September 23, 2013
Your Brain Knows The Difference Between Real Sugar And Substitutes
Brett Smith for redOrbit.com - Your Universe Online
While your tongue may be fooled into mistaking an artificial sweetener for real sugar, your brain knows the difference, according to new research published in The Journal of Physiology.
"The consumption of high-calorie beverages is a major contributor to weight gain and obesity, even after the introduction of artificial sweeteners to the market,” said Ivan de Araujo, who led the study at Yale University School of Medicine. “We believe that the discovery is important because it shows how physiological states may impact on our choices between sugars and sweeteners.”
"Specifically, it implies that humans frequently ingesting low-calorie sweet products in a state of hunger or exhaustion may be more likely to 'relapse' and choose high calorie alternatives in the future,” he added.
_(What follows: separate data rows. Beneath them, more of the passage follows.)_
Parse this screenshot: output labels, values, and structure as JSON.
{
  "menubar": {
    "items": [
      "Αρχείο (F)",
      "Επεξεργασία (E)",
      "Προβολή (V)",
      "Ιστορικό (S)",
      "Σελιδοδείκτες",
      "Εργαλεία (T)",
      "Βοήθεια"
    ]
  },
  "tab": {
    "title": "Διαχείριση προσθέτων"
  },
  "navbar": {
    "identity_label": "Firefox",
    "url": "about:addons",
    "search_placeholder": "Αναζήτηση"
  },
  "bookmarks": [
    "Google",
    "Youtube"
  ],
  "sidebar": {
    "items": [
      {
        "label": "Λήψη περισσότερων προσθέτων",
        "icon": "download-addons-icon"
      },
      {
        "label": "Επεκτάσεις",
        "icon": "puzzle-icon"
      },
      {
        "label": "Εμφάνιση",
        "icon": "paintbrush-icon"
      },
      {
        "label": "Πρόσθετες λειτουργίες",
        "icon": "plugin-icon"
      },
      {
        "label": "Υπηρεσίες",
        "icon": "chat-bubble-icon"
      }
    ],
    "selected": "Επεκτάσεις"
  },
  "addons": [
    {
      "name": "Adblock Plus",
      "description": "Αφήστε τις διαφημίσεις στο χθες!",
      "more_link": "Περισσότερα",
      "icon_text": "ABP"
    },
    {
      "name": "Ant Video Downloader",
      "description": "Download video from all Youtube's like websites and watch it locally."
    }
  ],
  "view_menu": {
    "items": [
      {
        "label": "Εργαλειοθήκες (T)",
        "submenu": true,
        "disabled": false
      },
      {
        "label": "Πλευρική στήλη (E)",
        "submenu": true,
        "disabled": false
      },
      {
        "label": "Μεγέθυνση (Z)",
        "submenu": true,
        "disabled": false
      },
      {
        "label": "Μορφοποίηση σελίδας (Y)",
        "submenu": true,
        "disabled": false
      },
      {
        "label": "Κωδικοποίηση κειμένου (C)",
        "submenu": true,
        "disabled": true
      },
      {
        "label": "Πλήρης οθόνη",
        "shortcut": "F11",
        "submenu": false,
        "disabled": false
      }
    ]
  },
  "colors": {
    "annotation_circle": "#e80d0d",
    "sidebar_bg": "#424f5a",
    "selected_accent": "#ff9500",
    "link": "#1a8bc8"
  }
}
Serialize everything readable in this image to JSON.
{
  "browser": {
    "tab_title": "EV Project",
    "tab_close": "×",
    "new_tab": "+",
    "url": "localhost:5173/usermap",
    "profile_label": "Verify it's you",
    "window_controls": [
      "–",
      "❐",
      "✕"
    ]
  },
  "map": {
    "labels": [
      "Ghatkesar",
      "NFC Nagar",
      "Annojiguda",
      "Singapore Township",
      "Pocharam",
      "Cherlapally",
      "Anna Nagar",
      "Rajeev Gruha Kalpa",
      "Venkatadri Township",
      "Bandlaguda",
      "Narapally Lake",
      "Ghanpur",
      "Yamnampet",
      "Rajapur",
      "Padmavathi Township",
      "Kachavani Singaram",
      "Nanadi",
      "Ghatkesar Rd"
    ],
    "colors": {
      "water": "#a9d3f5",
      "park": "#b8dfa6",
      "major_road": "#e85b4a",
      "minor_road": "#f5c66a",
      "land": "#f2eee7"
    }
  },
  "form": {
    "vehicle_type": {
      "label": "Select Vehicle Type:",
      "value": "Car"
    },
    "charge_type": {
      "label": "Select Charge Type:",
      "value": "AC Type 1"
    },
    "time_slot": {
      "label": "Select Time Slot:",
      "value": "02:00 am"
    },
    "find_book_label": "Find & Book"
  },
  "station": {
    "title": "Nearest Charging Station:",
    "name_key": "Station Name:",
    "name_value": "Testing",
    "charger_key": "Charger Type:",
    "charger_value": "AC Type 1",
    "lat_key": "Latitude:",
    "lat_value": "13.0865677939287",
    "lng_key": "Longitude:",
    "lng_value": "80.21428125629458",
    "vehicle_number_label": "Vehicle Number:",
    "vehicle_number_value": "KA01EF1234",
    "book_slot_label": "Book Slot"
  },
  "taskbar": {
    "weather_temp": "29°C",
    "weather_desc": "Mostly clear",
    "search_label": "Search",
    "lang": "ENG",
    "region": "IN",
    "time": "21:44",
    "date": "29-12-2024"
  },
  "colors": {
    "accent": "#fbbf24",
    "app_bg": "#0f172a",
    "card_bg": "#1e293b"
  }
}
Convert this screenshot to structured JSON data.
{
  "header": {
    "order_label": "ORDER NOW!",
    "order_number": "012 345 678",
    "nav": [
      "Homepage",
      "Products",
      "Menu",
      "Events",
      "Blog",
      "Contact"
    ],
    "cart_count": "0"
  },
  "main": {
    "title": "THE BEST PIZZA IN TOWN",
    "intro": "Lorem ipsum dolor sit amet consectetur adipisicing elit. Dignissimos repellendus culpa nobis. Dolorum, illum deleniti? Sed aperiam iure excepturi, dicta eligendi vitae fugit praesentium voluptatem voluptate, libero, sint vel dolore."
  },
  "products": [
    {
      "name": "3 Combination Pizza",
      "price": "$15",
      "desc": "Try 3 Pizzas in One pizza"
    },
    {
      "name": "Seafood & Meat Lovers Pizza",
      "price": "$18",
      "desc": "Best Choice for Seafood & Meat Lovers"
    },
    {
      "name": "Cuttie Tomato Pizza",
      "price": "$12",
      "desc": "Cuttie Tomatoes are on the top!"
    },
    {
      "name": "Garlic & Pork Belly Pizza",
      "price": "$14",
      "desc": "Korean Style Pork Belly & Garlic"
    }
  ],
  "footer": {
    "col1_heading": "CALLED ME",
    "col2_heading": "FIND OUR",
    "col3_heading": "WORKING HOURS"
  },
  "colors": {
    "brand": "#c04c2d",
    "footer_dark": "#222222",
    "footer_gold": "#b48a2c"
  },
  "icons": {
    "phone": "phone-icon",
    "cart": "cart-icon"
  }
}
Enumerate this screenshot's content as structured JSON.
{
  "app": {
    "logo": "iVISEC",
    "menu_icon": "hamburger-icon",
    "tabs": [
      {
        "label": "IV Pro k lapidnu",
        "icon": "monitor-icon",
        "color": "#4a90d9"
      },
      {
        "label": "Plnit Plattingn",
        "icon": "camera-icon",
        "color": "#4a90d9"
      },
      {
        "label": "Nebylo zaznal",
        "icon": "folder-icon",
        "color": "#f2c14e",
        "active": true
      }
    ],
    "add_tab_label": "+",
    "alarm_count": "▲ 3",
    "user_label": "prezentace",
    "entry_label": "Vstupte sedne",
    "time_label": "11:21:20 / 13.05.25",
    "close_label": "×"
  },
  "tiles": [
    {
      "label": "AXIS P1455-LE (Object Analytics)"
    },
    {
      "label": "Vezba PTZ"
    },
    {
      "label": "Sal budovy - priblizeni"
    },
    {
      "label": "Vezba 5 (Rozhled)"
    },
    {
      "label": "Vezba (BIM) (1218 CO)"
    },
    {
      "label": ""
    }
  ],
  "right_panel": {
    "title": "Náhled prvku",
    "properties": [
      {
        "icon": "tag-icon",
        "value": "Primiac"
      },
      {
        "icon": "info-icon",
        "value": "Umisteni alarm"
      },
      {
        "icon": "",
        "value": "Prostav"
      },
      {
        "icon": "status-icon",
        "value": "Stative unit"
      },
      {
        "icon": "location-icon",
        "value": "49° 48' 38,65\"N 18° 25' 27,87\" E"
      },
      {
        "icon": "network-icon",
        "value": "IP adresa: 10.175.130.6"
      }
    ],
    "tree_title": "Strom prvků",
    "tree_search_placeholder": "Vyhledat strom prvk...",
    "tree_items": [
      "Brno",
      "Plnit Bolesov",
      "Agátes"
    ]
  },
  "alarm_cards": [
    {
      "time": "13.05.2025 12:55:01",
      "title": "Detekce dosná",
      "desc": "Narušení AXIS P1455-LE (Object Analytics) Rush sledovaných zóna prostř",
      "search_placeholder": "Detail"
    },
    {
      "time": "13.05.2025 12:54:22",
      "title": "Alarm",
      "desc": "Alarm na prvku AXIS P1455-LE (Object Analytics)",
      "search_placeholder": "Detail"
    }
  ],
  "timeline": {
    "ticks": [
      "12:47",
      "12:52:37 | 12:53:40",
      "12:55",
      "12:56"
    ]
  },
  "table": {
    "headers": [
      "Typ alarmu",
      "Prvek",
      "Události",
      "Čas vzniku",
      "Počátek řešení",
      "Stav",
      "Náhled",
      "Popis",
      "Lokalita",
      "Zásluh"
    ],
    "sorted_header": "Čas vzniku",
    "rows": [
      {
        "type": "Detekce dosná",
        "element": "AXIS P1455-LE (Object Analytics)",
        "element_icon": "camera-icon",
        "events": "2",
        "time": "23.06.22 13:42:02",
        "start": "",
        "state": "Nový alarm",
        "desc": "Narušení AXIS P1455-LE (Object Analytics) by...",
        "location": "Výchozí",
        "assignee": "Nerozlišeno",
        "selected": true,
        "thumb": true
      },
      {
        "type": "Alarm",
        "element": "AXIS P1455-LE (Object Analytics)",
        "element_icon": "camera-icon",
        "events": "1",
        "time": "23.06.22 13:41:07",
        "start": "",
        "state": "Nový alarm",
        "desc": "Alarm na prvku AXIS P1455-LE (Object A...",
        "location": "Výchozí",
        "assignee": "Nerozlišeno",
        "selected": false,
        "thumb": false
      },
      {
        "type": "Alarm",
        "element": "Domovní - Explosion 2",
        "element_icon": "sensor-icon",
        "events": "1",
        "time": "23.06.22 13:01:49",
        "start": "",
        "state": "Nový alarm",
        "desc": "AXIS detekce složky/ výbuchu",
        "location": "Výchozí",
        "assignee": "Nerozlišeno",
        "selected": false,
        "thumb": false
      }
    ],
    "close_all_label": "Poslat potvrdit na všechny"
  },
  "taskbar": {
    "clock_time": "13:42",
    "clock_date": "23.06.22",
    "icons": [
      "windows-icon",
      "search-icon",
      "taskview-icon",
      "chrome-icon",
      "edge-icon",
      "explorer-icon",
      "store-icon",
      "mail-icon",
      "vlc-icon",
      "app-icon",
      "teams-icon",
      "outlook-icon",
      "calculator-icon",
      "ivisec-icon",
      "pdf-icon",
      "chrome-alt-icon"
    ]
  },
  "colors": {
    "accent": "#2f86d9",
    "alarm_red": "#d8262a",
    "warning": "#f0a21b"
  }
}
In the study, researchers looked at a particular brain signal that is necessary for determining the selection between sugars and sweeteners. This signal modulates dopamine levels – part of the brain’s reward pathway – and only occurs when sugar is metabolized into a form usable as cellular fuel.
The scientists put laboratory mice through a combination of behavioral tests involving various sweeteners and sugars while monitoring chemical responses in their brains for reward signaling. The team said their findings regarding the signaling response differences are likely to be found in humans as well.
"According to the data, when we apply substances that interfere with a critical step of the 'sugar-to-energy pathway', the interest of the animals in consuming artificial sweetener decreases significantly, along with important reductions in brain dopamine levels,” de Araujo said.
"This is verified by the fact that when hungry mice – who thus have low sugar levels – are given a choice between artificial sweeteners and sugars, they are more likely to completely switch their preferences towards sugars even if the artificial sweetener is much sweeter than the sugar solution,” he added.
"The results suggest that a 'happy medium' could be a solution; combining sweeteners with minimal amounts of sugar so that energy metabolism doesn't drop, while caloric intake is kept to a minimum,” de Araujo concluded.
Dietary impact aside, some people say they simply prefer the taste of artificially-sweetened, or diet, soda to sugar-sweetened soda and a new study published last week in the journal Gastroenterology found that carbonation can play a role in masking the distinct flavors of each type.
“The presence of carbonation produced an overall decrease in the neural processing of sweetness-related signals, especially from sucrose,” the study authors wrote. “CO2 reduced the neural processing of sucrose more than that of artificial sweeteners. These findings might be relevant to dietary interventions that include non-caloric beverages, whereas the combination of CO2 and sucrose might increase consumption of sucrose.”
“This study proves that the right combination of carbonation and artificial sweeteners can leave the sweet taste of diet drinks indistinguishable from normal drinks,” said study author Rosario Cuomo, an associate professor in the department of clinical medicine and surgery at Federico II University in Naples, Italy.
“Tricking the brain about the type of sweet could be advantageous to weight loss – it facilitates the consumption of low-calorie drinks because their taste is perceived as pleasant as the sugary, calorie-laden drink.”